WHY: “Lovely: a fairy tale for grown-ups, both partaking in and departing from a rich literary tradition.
A lyrical, allusive (and elusive) voyage into the mists of British folklore by renowned novelist Ishiguro…The premise of a nation made up of amnesiac people longing for meaning is beguiling, and while it opens itself to heavy-handed treatment, Ishiguro is a master of subtlety.” —KIRKUS, starred review
“Mesmerizing. Ishiguro’s story is a deceptively simple one, for enfolded within its elemental structure are many profound truths, including its beautiful and memorable portrait of a long-term marriage and its subtle commentary on the eternity of war.” —Joanne Wilkinson, BOOKLIST
“A slow, patient novel, decidedly unshowy but deliberate and precise — easy to read but difficult to forget.
Ishiguro’s new novel is set in Arthurian England—not the mythic land of knights, castles, and pageants most of us are familiar with, but a primitive and rural country likely far closer to historical reality. This is a gray and superstitious place, rather than a battlefield alive with the color and movement of steeds and fluttering banners; it’s sparsely inhabited and scarcely advanced.
“The grim-textured, circa-sixth-century landscape is also a country haunted by magic, where ogres loom in the dark and steal children, and dragons are hunted by faded warriors like Sir Gawain. But its magic remains in the background, an earthy fact of life rather than a dazzle of sparkling make believe. Here British peasants eke out a hardscrabble existence from caves dug into hillsides, while the recent Saxon invaders live in more-advanced villages of rudimentary huts. Into this countryside our protagonists—an elderly, ailing British couple named Axl and Beatrice—embark on a pilgrimage to the village of their half-forgotten son.
“Although they do cover literal ground and encounter figures of myth and legend along the way, their real search is clearly interior, a painstaking effort to know themselves and each other by piecing together the vestiges of their past.

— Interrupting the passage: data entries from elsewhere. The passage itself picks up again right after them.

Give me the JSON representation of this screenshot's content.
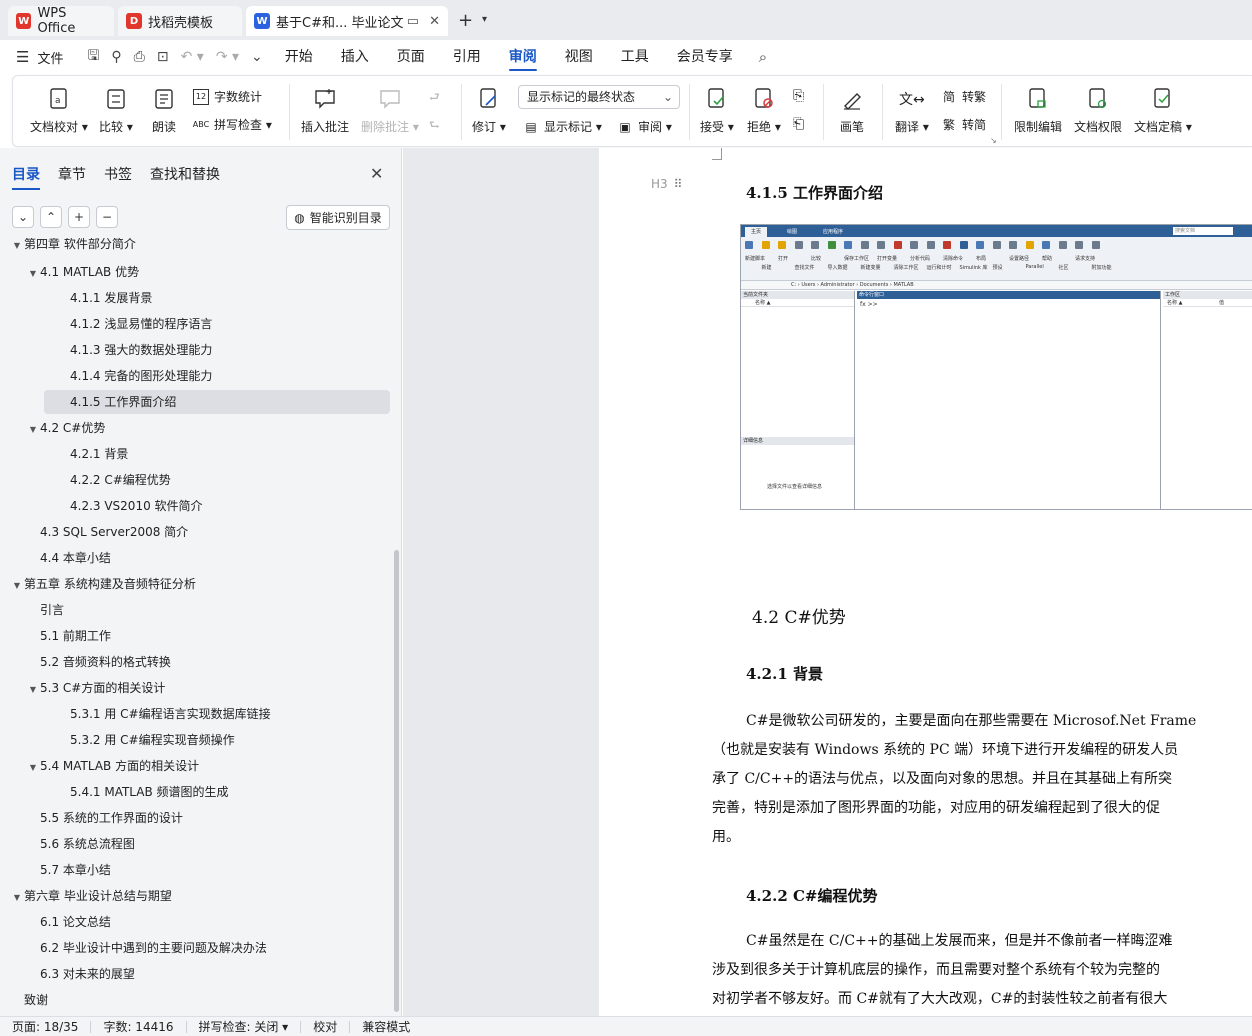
{
  "tabs": [
    {
      "label": "WPS Office",
      "logo": "W",
      "color": "#e0362c"
    },
    {
      "label": "找稻壳模板",
      "logo": "D",
      "color": "#e0362c"
    },
    {
      "label": "基于C#和... 毕业论文",
      "logo": "W",
      "color": "#2b62e0"
    }
  ],
  "menu": {
    "file": "文件",
    "tabs": [
      "开始",
      "插入",
      "页面",
      "引用",
      "审阅",
      "视图",
      "工具",
      "会员专享"
    ],
    "active_tab": "审阅"
  },
  "ribbon": {
    "doc_proof": "文档校对",
    "compare": "比较",
    "read_aloud": "朗读",
    "word_count": "字数统计",
    "spell_check": "拼写检查",
    "insert_comment": "插入批注",
    "delete_comment": "删除批注",
    "track_changes": "修订",
    "markup_state": "显示标记的最终状态",
    "show_markup": "显示标记",
    "review_pane": "审阅",
    "accept": "接受",
    "reject": "拒绝",
    "pen": "画笔",
    "translate": "翻译",
    "to_traditional": "转繁",
    "to_simplified": "转简",
    "restrict_edit": "限制编辑",
    "doc_permission": "文档权限",
    "doc_finalize": "文档定稿"
  },
  "nav": {
    "tabs": [
      "目录",
      "章节",
      "书签",
      "查找和替换"
    ],
    "smart_toc": "智能识别目录",
    "toc": [
      {
        "label": "第四章  软件部分简介",
        "level": 1,
        "caret": "down",
        "partial": true
      },
      {
        "label": "4.1 MATLAB 优势",
        "level": 2,
        "caret": "down"
      },
      {
        "label": "4.1.1 发展背景",
        "level": 3
      },
      {
        "label": "4.1.2  浅显易懂的程序语言",
        "level": 3
      },
      {
        "label": "4.1.3  强大的数据处理能力",
        "level": 3
      },
      {
        "label": "4.1.4  完备的图形处理能力",
        "level": 3
      },
      {
        "label": "4.1.5  工作界面介绍",
        "level": 3,
        "active": true
      },
      {
        "label": "4.2 C#优势",
        "level": 2,
        "caret": "down"
      },
      {
        "label": "4.2.1 背景",
        "level": 3
      },
      {
        "label": "4.2.2 C#编程优势",
        "level": 3
      },
      {
        "label": "4.2.3 VS2010 软件简介",
        "level": 3
      },
      {
        "label": "4.3 SQL Server2008 简介",
        "level": 2
      },
      {
        "label": "4.4  本章小结",
        "level": 2
      },
      {
        "label": "第五章  系统构建及音频特征分析",
        "level": 1,
        "caret": "down"
      },
      {
        "label": "引言",
        "level": 2
      },
      {
        "label": "5.1  前期工作",
        "level": 2
      },
      {
        "label": "5.2  音频资料的格式转换",
        "level": 2
      },
      {
        "label": "5.3 C#方面的相关设计",
        "level": 2,
        "caret": "down"
      },
      {
        "label": "5.3.1 用 C#编程语言实现数据库链接",
        "level": 3
      },
      {
        "label": "5.3.2  用 C#编程实现音频操作",
        "level": 3
      },
      {
        "label": "5.4 MATLAB 方面的相关设计",
        "level": 2,
        "caret": "down"
      },
      {
        "label": "5.4.1 MATLAB 频谱图的生成",
        "level": 3
      },
      {
        "label": "5.5 系统的工作界面的设计",
        "level": 2
      },
      {
        "label": "5.6  系统总流程图",
        "level": 2
      },
      {
        "label": "5.7  本章小结",
        "level": 2
      },
      {
        "label": "第六章  毕业设计总结与期望",
        "level": 1,
        "caret": "down"
      },
      {
        "label": "6.1 论文总结",
        "level": 2
      },
      {
        "label": "6.2  毕业设计中遇到的主要问题及解决办法",
        "level": 2
      },
      {
        "label": "6.3  对未来的展望",
        "level": 2
      },
      {
        "label": "致谢",
        "level": 1
      }
    ]
  },
  "document": {
    "heading_marker": "H3",
    "h_415": "4.1.5  工作界面介绍",
    "h_42": "4.2 C#优势",
    "h_421": "4.2.1 背景",
    "p1": [
      "C#是微软公司研发的，主要是面向在那些需要在 Microsof.Net Frame",
      "（也就是安装有 Windows 系统的 PC 端）环境下进行开发编程的研发人员",
      "承了 C/C++的语法与优点，以及面向对象的思想。并且在其基础上有所突",
      "完善，特别是添加了图形界面的功能，对应用的研发编程起到了很大的促",
      "用。"
    ],
    "h_422": "4.2.2 C#编程优势",
    "p2": [
      "C#虽然是在 C/C++的基础上发展而来，但是并不像前者一样晦涩难",
      "涉及到很多关于计算机底层的操作，而且需要对整个系统有个较为完整的",
      "对初学者不够友好。而 C#就有了大大改观，C#的封装性较之前者有很大"
    ]
  },
  "matlab_shot": {
    "tabs": [
      "主页",
      "绘图",
      "应用程序"
    ],
    "search": "搜索文档",
    "tools": [
      "新建脚本",
      "新建",
      "打开",
      "查找文件",
      "比较",
      "导入数据",
      "保存工作区",
      "新建变量",
      "打开变量",
      "清除工作区",
      "分析代码",
      "运行和计时",
      "清除命令",
      "Simulink 库",
      "布局",
      "预设",
      "设置路径",
      "Parallel",
      "帮助",
      "社区",
      "请求支持",
      "附加功能"
    ],
    "path": "C: › Users › Administrator › Documents › MATLAB",
    "current_folder": "当前文件夹",
    "name_col": "名称 ▲",
    "command_window": "命令行窗口",
    "prompt": "fx >>",
    "workspace": "工作区",
    "ws_name": "名称 ▲",
    "ws_value": "值",
    "details": "详细信息",
    "details_hint": "选择文件以查看详细信息"
  },
  "status": {
    "page": "页面: 18/35",
    "words": "字数: 14416",
    "spell": "拼写检查: 关闭",
    "proof": "校对",
    "compat": "兼容模式"
  },
  "colors": {
    "accent": "#1a57c7",
    "wps_red": "#e0362c",
    "matlab_blue": "#2f5f97"
  }
}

The gift of remembering, as it turns out, will come at a steep price, not for the two aging and kindhearted Britons but for their country.” —Lydia Millet, in a starred review for PUBLISHERS WEEKLY

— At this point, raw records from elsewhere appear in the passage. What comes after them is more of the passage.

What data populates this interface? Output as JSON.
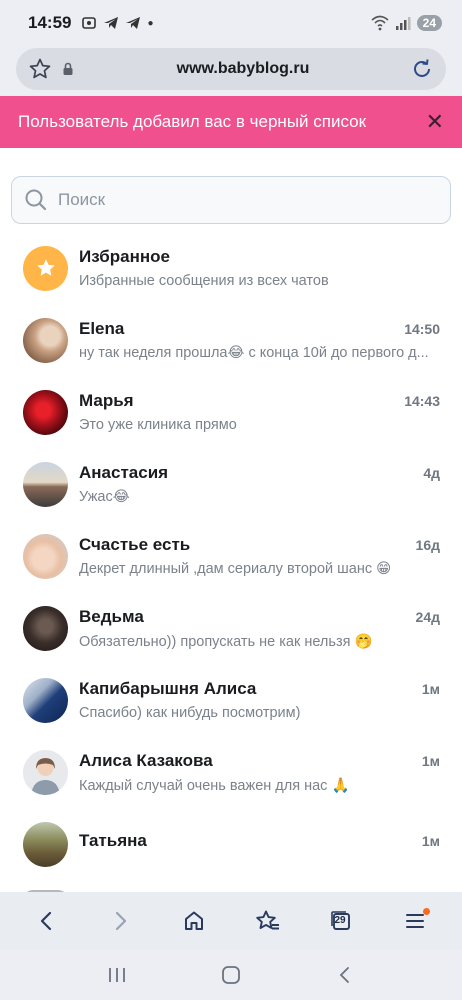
{
  "status_bar": {
    "time": "14:59",
    "battery": "24"
  },
  "address_bar": {
    "url": "www.babyblog.ru"
  },
  "banner": {
    "text": "Пользователь добавил вас в черный список"
  },
  "search": {
    "placeholder": "Поиск"
  },
  "chats": [
    {
      "name": "Избранное",
      "preview": "Избранные сообщения из всех чатов",
      "time": ""
    },
    {
      "name": "Elena",
      "preview": "ну так неделя прошла😂 с конца 10й до первого д...",
      "time": "14:50"
    },
    {
      "name": "Марья",
      "preview": "Это уже клиника прямо",
      "time": "14:43"
    },
    {
      "name": "Анастасия",
      "preview": "Ужас😂",
      "time": "4д"
    },
    {
      "name": "Счастье есть",
      "preview": "Декрет длинный ,дам сериалу второй шанс 😁",
      "time": "16д"
    },
    {
      "name": "Ведьма",
      "preview": "Обязательно)) пропускать не как нельзя 🤭",
      "time": "24д"
    },
    {
      "name": "Капибарышня Алиса",
      "preview": "Спасибо) как нибудь посмотрим)",
      "time": "1м"
    },
    {
      "name": "Алиса Казакова",
      "preview": "Каждый случай очень важен для нас 🙏",
      "time": "1м"
    },
    {
      "name": "Татьяна",
      "preview": "",
      "time": "1м"
    }
  ],
  "toolbar": {
    "tabs_count": "29"
  },
  "colors": {
    "banner": "#f0508e",
    "favorite": "#ffb547",
    "notification_dot": "#ff6a1a"
  },
  "icons": [
    "star-icon",
    "lock-icon",
    "reload-icon",
    "close-icon",
    "search-icon",
    "back-icon",
    "forward-icon",
    "home-icon",
    "bookmarks-icon",
    "tabs-icon",
    "menu-icon"
  ]
}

From the beginning of the book:You would have searched a long time for the sort of winding lane or tranquil meadow for which England later became celebrated. There were instead miles of desolate, uncultivated land; here and there rough-hewn paths over craggy hills or bleak moorland. Most of the roads left by the Romans would by then have become broken or overgrown, often fading into wilderness. Icy fogs hung over rivers and marshes, serving all too well the ogres that were then still native to this land. The people who lived nearby—one wonders what desperation led them to settle in such gloomy spots— might well have feared these creatures, whose panting breaths could be heard long before their deformed figures emerged from the mist. But such monsters were not cause for astonishment. People then would have regarded them as everyday hazards, and in those days there was so much else to worry about. How to get food out of the hard ground; how not to run out of firewood; how to stop the sickness that could kill a dozen pigs in a single day and produce green rashes on the cheeks of children.

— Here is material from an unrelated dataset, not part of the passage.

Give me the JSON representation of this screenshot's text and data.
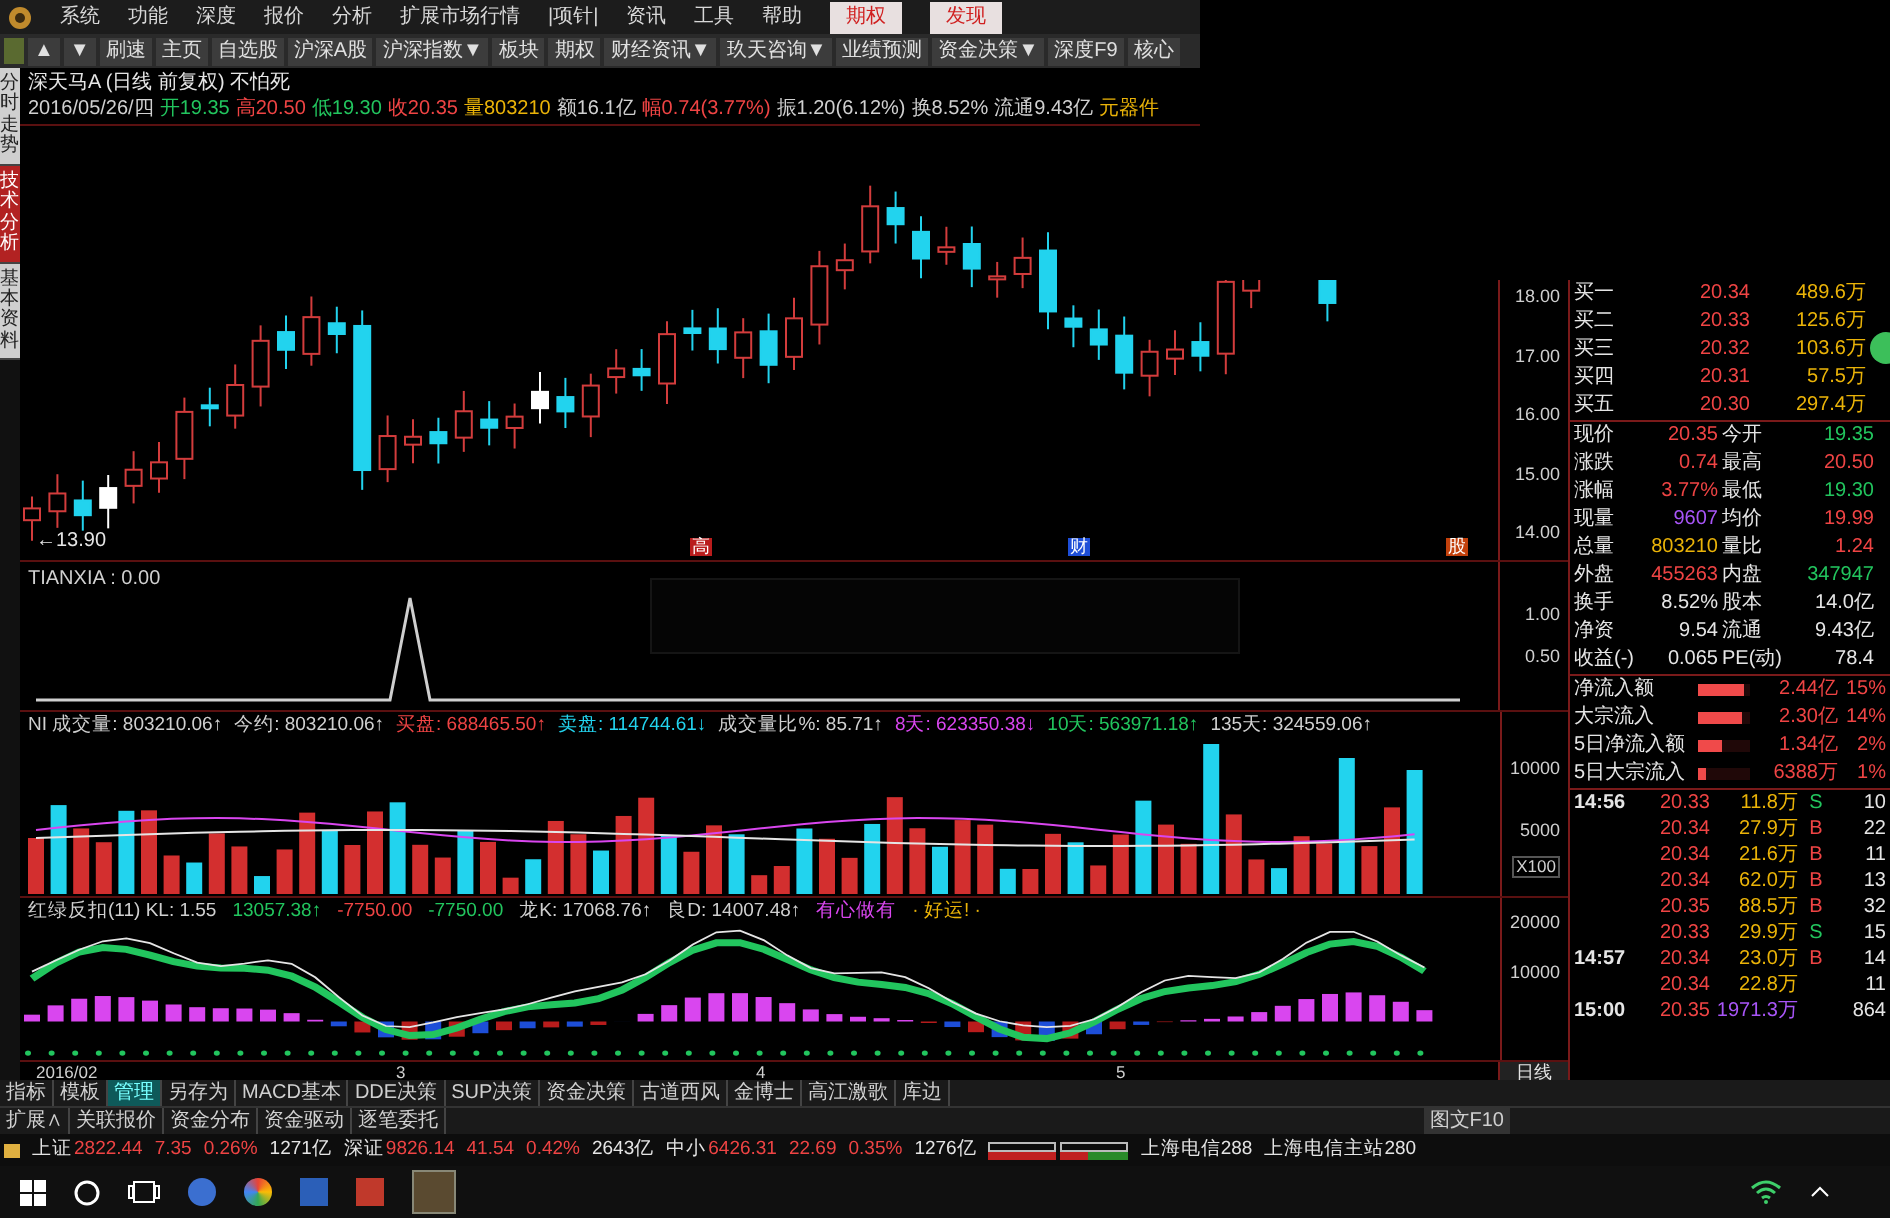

In any case, ogres were not so bad provided one did not provoke them. One had to accept that every so often, perhaps following some obscure dispute in their ranks, a creature would come blundering into a village in a terrible rage, and despite shouts and brandishings of weapons, rampage about injuring anyone slow to move out of its path. Or that every so often, an ogre might carry off a child into the mist. The people of the day had to be philosophical about such outrages.